Start of Extracted entries

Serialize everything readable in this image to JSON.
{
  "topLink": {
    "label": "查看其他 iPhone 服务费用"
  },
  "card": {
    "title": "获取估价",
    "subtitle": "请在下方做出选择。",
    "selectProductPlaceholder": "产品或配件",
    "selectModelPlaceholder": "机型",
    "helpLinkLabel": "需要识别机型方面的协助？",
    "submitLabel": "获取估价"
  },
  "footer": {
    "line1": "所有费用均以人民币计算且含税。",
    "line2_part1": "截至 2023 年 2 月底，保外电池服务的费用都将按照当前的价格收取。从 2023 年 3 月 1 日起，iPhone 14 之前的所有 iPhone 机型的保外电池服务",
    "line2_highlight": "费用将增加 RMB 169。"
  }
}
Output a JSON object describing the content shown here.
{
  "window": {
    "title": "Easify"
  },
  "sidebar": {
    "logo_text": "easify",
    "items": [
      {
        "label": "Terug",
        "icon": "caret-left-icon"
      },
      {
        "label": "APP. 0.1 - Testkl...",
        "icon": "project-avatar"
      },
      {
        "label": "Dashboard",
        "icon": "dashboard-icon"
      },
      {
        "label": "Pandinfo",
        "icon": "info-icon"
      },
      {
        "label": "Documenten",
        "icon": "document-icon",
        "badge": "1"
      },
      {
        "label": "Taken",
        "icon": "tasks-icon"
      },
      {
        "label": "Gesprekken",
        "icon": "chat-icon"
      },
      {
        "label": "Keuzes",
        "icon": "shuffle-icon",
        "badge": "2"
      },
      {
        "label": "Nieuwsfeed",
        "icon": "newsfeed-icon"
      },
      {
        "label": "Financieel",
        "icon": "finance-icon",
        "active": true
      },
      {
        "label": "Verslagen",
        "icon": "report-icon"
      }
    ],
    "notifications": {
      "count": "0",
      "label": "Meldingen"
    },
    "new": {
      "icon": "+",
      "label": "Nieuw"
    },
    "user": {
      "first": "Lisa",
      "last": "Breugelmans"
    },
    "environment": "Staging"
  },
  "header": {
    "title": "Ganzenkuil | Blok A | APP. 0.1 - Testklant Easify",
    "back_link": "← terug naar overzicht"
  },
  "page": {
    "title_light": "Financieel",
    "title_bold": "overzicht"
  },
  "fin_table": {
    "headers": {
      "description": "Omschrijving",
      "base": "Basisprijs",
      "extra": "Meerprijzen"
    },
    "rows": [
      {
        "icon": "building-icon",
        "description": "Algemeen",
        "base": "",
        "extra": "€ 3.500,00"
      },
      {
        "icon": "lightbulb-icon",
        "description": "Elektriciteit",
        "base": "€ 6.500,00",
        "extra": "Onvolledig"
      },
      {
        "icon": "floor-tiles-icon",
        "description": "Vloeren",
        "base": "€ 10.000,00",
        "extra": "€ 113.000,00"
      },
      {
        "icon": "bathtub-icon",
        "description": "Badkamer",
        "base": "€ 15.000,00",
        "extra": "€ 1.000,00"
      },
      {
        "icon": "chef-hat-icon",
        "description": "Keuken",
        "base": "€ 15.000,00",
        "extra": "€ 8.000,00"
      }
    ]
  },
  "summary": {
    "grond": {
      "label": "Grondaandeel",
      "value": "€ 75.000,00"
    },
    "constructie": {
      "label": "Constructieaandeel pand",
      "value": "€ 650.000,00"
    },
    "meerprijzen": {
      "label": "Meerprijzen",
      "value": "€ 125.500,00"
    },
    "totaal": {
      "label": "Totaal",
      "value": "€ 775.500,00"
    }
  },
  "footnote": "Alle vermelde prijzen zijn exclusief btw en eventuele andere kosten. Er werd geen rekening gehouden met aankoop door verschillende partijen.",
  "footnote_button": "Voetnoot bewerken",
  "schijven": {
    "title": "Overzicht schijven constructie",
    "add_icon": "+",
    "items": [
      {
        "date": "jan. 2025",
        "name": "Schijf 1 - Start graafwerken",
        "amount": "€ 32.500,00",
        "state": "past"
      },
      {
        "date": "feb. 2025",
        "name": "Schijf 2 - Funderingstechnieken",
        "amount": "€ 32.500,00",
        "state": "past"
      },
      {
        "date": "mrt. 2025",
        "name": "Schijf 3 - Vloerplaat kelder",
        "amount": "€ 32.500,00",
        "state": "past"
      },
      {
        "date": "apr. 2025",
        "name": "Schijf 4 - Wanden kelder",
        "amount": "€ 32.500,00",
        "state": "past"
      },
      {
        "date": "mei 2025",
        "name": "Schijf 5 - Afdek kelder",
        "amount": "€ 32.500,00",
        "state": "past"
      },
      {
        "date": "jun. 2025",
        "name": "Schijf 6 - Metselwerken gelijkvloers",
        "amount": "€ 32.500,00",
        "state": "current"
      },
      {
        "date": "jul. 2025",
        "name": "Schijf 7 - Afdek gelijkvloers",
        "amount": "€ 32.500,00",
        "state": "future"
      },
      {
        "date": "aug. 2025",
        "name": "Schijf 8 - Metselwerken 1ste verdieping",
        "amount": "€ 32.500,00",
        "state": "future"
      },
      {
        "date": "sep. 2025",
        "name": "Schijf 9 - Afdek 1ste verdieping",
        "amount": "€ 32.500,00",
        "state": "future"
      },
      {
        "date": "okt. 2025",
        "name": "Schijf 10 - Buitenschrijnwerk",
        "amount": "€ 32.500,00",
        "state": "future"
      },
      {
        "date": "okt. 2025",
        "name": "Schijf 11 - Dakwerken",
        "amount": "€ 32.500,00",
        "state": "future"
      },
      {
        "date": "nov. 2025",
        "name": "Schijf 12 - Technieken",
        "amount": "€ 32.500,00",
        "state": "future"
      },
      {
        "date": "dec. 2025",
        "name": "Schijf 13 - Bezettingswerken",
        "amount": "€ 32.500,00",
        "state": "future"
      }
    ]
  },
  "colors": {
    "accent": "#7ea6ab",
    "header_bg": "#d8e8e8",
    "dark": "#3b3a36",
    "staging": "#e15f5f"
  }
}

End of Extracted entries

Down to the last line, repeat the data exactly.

Serialize everything readable in this image to JSON.
{
  "topLink": {
    "label": "查看其他 iPhone 服务费用"
  },
  "card": {
    "title": "获取估价",
    "subtitle": "请在下方做出选择。",
    "selectProductPlaceholder": "产品或配件",
    "selectModelPlaceholder": "机型",
    "helpLinkLabel": "需要识别机型方面的协助？",
    "submitLabel": "获取估价"
  },
  "footer": {
    "line1": "所有费用均以人民币计算且含税。",
    "line2_part1": "截至 2023 年 2 月底，保外电池服务的费用都将按照当前的价格收取。从 2023 年 3 月 1 日起，iPhone 14 之前的所有 iPhone 机型的保外电池服务",
    "line2_highlight": "费用将增加 RMB 169。"
  }
}
Output a JSON object describing the content shown here.
{
  "window": {
    "title": "Easify"
  },
  "sidebar": {
    "logo_text": "easify",
    "items": [
      {
        "label": "Terug",
        "icon": "caret-left-icon"
      },
      {
        "label": "APP. 0.1 - Testkl...",
        "icon": "project-avatar"
      },
      {
        "label": "Dashboard",
        "icon": "dashboard-icon"
      },
      {
        "label": "Pandinfo",
        "icon": "info-icon"
      },
      {
        "label": "Documenten",
        "icon": "document-icon",
        "badge": "1"
      },
      {
        "label": "Taken",
        "icon": "tasks-icon"
      },
      {
        "label": "Gesprekken",
        "icon": "chat-icon"
      },
      {
        "label": "Keuzes",
        "icon": "shuffle-icon",
        "badge": "2"
      },
      {
        "label": "Nieuwsfeed",
        "icon": "newsfeed-icon"
      },
      {
        "label": "Financieel",
        "icon": "finance-icon",
        "active": true
      },
      {
        "label": "Verslagen",
        "icon": "report-icon"
      }
    ],
    "notifications": {
      "count": "0",
      "label": "Meldingen"
    },
    "new": {
      "icon": "+",
      "label": "Nieuw"
    },
    "user": {
      "first": "Lisa",
      "last": "Breugelmans"
    },
    "environment": "Staging"
  },
  "header": {
    "title": "Ganzenkuil | Blok A | APP. 0.1 - Testklant Easify",
    "back_link": "← terug naar overzicht"
  },
  "page": {
    "title_light": "Financieel",
    "title_bold": "overzicht"
  },
  "fin_table": {
    "headers": {
      "description": "Omschrijving",
      "base": "Basisprijs",
      "extra": "Meerprijzen"
    },
    "rows": [
      {
        "icon": "building-icon",
        "description": "Algemeen",
        "base": "",
        "extra": "€ 3.500,00"
      },
      {
        "icon": "lightbulb-icon",
        "description": "Elektriciteit",
        "base": "€ 6.500,00",
        "extra": "Onvolledig"
      },
      {
        "icon": "floor-tiles-icon",
        "description": "Vloeren",
        "base": "€ 10.000,00",
        "extra": "€ 113.000,00"
      },
      {
        "icon": "bathtub-icon",
        "description": "Badkamer",
        "base": "€ 15.000,00",
        "extra": "€ 1.000,00"
      },
      {
        "icon": "chef-hat-icon",
        "description": "Keuken",
        "base": "€ 15.000,00",
        "extra": "€ 8.000,00"
      }
    ]
  },
  "summary": {
    "grond": {
      "label": "Grondaandeel",
      "value": "€ 75.000,00"
    },
    "constructie": {
      "label": "Constructieaandeel pand",
      "value": "€ 650.000,00"
    },
    "meerprijzen": {
      "label": "Meerprijzen",
      "value": "€ 125.500,00"
    },
    "totaal": {
      "label": "Totaal",
      "value": "€ 775.500,00"
    }
  },
  "footnote": "Alle vermelde prijzen zijn exclusief btw en eventuele andere kosten. Er werd geen rekening gehouden met aankoop door verschillende partijen.",
  "footnote_button": "Voetnoot bewerken",
  "schijven": {
    "title": "Overzicht schijven constructie",
    "add_icon": "+",
    "items": [
      {
        "date": "jan. 2025",
        "name": "Schijf 1 - Start graafwerken",
        "amount": "€ 32.500,00",
        "state": "past"
      },
      {
        "date": "feb. 2025",
        "name": "Schijf 2 - Funderingstechnieken",
        "amount": "€ 32.500,00",
        "state": "past"
      },
      {
        "date": "mrt. 2025",
        "name": "Schijf 3 - Vloerplaat kelder",
        "amount": "€ 32.500,00",
        "state": "past"
      },
      {
        "date": "apr. 2025",
        "name": "Schijf 4 - Wanden kelder",
        "amount": "€ 32.500,00",
        "state": "past"
      },
      {
        "date": "mei 2025",
        "name": "Schijf 5 - Afdek kelder",
        "amount": "€ 32.500,00",
        "state": "past"
      },
      {
        "date": "jun. 2025",
        "name": "Schijf 6 - Metselwerken gelijkvloers",
        "amount": "€ 32.500,00",
        "state": "current"
      },
      {
        "date": "jul. 2025",
        "name": "Schijf 7 - Afdek gelijkvloers",
        "amount": "€ 32.500,00",
        "state": "future"
      },
      {
        "date": "aug. 2025",
        "name": "Schijf 8 - Metselwerken 1ste verdieping",
        "amount": "€ 32.500,00",
        "state": "future"
      },
      {
        "date": "sep. 2025",
        "name": "Schijf 9 - Afdek 1ste verdieping",
        "amount": "€ 32.500,00",
        "state": "future"
      },
      {
        "date": "okt. 2025",
        "name": "Schijf 10 - Buitenschrijnwerk",
        "amount": "€ 32.500,00",
        "state": "future"
      },
      {
        "date": "okt. 2025",
        "name": "Schijf 11 - Dakwerken",
        "amount": "€ 32.500,00",
        "state": "future"
      },
      {
        "date": "nov. 2025",
        "name": "Schijf 12 - Technieken",
        "amount": "€ 32.500,00",
        "state": "future"
      },
      {
        "date": "dec. 2025",
        "name": "Schijf 13 - Bezettingswerken",
        "amount": "€ 32.500,00",
        "state": "future"
      }
    ]
  },
  "colors": {
    "accent": "#7ea6ab",
    "header_bg": "#d8e8e8",
    "dark": "#3b3a36",
    "staging": "#e15f5f"
  }
}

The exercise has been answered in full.